- Data shown -
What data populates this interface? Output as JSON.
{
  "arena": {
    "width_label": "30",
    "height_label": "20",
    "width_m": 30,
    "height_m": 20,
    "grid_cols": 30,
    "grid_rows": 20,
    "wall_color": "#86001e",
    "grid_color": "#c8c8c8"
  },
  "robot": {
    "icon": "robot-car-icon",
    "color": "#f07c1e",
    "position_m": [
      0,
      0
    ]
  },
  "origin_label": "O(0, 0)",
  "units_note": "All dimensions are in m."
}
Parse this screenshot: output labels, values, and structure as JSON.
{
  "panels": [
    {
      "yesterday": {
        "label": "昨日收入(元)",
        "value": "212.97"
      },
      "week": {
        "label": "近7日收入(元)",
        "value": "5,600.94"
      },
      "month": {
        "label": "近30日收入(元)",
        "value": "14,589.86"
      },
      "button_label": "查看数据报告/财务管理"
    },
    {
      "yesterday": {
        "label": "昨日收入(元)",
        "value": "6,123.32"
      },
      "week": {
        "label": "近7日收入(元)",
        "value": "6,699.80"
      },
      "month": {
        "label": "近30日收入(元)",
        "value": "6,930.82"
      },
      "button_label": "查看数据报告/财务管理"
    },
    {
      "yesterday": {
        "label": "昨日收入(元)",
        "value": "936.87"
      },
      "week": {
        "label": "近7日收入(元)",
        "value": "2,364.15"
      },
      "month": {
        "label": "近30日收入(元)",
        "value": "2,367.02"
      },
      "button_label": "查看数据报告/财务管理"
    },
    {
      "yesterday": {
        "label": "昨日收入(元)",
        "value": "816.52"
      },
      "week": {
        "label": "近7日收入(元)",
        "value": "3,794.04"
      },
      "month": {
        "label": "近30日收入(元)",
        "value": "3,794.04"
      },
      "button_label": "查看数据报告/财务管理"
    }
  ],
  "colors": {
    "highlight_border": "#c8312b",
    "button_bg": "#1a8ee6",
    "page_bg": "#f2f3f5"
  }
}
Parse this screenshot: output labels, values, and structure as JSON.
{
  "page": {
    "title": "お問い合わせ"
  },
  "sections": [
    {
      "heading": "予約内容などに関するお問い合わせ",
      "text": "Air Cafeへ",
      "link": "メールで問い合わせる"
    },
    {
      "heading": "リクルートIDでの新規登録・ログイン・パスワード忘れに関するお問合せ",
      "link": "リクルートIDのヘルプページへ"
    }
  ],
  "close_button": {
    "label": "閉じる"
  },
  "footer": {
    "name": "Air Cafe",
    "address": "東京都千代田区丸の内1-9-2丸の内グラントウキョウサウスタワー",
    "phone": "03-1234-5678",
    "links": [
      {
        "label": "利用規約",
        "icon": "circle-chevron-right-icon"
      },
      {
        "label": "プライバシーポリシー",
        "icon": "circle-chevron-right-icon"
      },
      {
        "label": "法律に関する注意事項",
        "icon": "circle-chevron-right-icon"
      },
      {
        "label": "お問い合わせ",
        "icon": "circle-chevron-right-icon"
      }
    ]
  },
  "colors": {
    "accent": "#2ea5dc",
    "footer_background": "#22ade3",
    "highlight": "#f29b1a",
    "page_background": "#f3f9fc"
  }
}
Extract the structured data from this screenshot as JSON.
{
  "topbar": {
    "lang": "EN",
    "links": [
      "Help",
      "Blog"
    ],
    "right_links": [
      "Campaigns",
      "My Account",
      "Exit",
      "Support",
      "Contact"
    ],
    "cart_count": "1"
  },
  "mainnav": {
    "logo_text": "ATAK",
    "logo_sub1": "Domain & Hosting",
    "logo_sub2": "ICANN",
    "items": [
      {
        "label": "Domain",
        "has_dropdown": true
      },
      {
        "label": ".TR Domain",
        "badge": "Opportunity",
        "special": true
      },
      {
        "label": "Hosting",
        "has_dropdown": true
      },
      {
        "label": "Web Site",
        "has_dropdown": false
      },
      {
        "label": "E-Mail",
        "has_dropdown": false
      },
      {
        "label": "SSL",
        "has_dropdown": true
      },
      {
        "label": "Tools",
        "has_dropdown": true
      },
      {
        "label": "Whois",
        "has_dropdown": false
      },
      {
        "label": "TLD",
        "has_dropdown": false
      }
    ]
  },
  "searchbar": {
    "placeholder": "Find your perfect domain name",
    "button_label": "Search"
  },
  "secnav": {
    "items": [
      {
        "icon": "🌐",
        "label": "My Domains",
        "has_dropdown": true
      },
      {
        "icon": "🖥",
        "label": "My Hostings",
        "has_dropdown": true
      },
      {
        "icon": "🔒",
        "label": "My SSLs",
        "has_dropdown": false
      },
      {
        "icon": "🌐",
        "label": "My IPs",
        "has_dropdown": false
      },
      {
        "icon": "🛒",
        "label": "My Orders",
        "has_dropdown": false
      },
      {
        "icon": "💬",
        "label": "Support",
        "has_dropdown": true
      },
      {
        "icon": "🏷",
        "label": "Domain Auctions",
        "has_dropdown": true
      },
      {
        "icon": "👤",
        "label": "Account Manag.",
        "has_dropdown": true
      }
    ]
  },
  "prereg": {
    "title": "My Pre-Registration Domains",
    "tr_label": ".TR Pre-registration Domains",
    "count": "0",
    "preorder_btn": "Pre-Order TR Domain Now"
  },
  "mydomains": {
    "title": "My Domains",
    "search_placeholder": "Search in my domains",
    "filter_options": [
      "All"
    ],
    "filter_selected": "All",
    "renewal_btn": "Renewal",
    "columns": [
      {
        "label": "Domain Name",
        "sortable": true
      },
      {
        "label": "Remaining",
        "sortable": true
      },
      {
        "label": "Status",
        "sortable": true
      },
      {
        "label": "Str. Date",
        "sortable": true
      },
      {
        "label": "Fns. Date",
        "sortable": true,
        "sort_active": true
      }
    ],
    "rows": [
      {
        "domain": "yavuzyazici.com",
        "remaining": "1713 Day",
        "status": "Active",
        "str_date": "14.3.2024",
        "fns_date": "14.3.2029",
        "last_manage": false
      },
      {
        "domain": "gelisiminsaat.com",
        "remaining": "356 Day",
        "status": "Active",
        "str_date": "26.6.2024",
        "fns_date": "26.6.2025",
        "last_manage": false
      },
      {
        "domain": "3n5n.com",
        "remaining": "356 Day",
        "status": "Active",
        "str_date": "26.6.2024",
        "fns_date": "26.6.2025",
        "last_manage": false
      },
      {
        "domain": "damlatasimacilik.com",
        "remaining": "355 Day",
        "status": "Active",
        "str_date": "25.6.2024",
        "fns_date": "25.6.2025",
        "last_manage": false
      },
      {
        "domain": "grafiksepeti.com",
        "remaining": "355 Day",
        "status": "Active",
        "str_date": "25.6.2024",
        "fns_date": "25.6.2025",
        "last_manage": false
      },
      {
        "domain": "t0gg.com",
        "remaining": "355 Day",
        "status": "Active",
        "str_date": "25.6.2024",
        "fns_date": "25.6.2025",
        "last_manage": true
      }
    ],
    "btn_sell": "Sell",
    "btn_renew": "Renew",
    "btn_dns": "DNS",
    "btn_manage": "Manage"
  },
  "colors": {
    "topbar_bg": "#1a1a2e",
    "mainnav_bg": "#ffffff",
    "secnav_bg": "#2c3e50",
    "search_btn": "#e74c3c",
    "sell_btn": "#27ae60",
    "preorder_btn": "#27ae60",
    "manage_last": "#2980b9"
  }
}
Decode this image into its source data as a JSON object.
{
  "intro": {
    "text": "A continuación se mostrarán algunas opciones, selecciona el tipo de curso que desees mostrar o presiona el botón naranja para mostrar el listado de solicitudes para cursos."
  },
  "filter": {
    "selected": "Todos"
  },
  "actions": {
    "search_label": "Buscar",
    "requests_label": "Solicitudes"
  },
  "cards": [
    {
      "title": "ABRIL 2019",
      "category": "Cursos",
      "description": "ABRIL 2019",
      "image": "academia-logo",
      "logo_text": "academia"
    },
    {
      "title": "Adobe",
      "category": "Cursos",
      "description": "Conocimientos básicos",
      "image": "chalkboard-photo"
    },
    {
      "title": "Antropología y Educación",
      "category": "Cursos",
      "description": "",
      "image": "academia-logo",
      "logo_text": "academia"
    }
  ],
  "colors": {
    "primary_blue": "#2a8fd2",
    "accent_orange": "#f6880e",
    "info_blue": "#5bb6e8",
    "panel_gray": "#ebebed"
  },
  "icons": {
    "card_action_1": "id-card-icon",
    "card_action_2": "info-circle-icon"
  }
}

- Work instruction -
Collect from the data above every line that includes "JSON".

- Answer to this problem -
What data populates this interface? Output as JSON.
Parse this screenshot: output labels, values, and structure as JSON.
Parse this screenshot: output labels, values, and structure as JSON.
Extract the structured data from this screenshot as JSON.
Decode this image into its source data as a JSON object.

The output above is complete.